▸ **ACTIVITY**:
Reproduce the records that follow in full, excluding any picture they contain.

** DATA PROVIDED follows **

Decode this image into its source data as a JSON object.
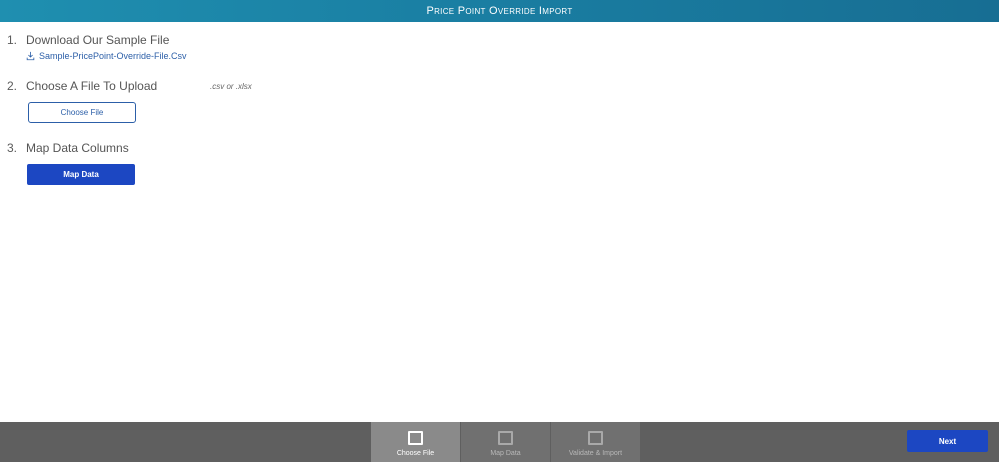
{
  "header": {
    "title": "Price Point Override Import"
  },
  "steps": [
    {
      "num": "1.",
      "label": "Download Our Sample File"
    },
    {
      "num": "2.",
      "label": "Choose A File To Upload"
    },
    {
      "num": "3.",
      "label": "Map Data Columns"
    }
  ],
  "download": {
    "link_text": "Sample-PricePoint-Override-File.Csv",
    "icon": "download-icon"
  },
  "upload": {
    "hint": ".csv or .xlsx",
    "choose_label": "Choose File"
  },
  "map": {
    "button_label": "Map Data"
  },
  "wizard": {
    "steps": [
      {
        "label": "Choose File",
        "state": "active"
      },
      {
        "label": "Map Data",
        "state": "inactive"
      },
      {
        "label": "Validate & Import",
        "state": "inactive"
      }
    ],
    "next_label": "Next"
  },
  "colors": {
    "header_gradient_start": "#1f8fb0",
    "header_gradient_end": "#176e93",
    "primary_button": "#1c47c2",
    "link": "#2c5fa8",
    "footer": "#5f5f5f"
  }
}
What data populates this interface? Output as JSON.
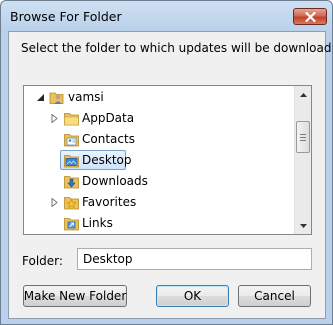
{
  "window": {
    "title": "Browse For Folder"
  },
  "instruction": "Select the folder to which updates will be downloaded.",
  "tree": {
    "items": [
      {
        "label": "vamsi",
        "icon": "user-folder-icon",
        "expander": "expanded",
        "level": 0
      },
      {
        "label": "AppData",
        "icon": "folder-icon",
        "expander": "collapsed",
        "level": 1
      },
      {
        "label": "Contacts",
        "icon": "contacts-folder-icon",
        "expander": "none",
        "level": 1
      },
      {
        "label": "Desktop",
        "icon": "desktop-folder-icon",
        "expander": "none",
        "level": 1,
        "selected": true
      },
      {
        "label": "Downloads",
        "icon": "downloads-folder-icon",
        "expander": "none",
        "level": 1
      },
      {
        "label": "Favorites",
        "icon": "favorites-folder-icon",
        "expander": "collapsed",
        "level": 1
      },
      {
        "label": "Links",
        "icon": "links-folder-icon",
        "expander": "none",
        "level": 1
      }
    ]
  },
  "folder": {
    "label": "Folder:",
    "value": "Desktop"
  },
  "buttons": {
    "make_new_folder": "Make New Folder",
    "ok": "OK",
    "cancel": "Cancel"
  }
}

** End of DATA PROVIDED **

▸ **SOLUTION BELOW**:
Decode this image into its source data as a JSON object.
{
  "header": {
    "title": "Price Point Override Import"
  },
  "steps": [
    {
      "num": "1.",
      "label": "Download Our Sample File"
    },
    {
      "num": "2.",
      "label": "Choose A File To Upload"
    },
    {
      "num": "3.",
      "label": "Map Data Columns"
    }
  ],
  "download": {
    "link_text": "Sample-PricePoint-Override-File.Csv",
    "icon": "download-icon"
  },
  "upload": {
    "hint": ".csv or .xlsx",
    "choose_label": "Choose File"
  },
  "map": {
    "button_label": "Map Data"
  },
  "wizard": {
    "steps": [
      {
        "label": "Choose File",
        "state": "active"
      },
      {
        "label": "Map Data",
        "state": "inactive"
      },
      {
        "label": "Validate & Import",
        "state": "inactive"
      }
    ],
    "next_label": "Next"
  },
  "colors": {
    "header_gradient_start": "#1f8fb0",
    "header_gradient_end": "#176e93",
    "primary_button": "#1c47c2",
    "link": "#2c5fa8",
    "footer": "#5f5f5f"
  }
}
What data populates this interface? Output as JSON.
{
  "window": {
    "title": "Browse For Folder"
  },
  "instruction": "Select the folder to which updates will be downloaded.",
  "tree": {
    "items": [
      {
        "label": "vamsi",
        "icon": "user-folder-icon",
        "expander": "expanded",
        "level": 0
      },
      {
        "label": "AppData",
        "icon": "folder-icon",
        "expander": "collapsed",
        "level": 1
      },
      {
        "label": "Contacts",
        "icon": "contacts-folder-icon",
        "expander": "none",
        "level": 1
      },
      {
        "label": "Desktop",
        "icon": "desktop-folder-icon",
        "expander": "none",
        "level": 1,
        "selected": true
      },
      {
        "label": "Downloads",
        "icon": "downloads-folder-icon",
        "expander": "none",
        "level": 1
      },
      {
        "label": "Favorites",
        "icon": "favorites-folder-icon",
        "expander": "collapsed",
        "level": 1
      },
      {
        "label": "Links",
        "icon": "links-folder-icon",
        "expander": "none",
        "level": 1
      }
    ]
  },
  "folder": {
    "label": "Folder:",
    "value": "Desktop"
  },
  "buttons": {
    "make_new_folder": "Make New Folder",
    "ok": "OK",
    "cancel": "Cancel"
  }
}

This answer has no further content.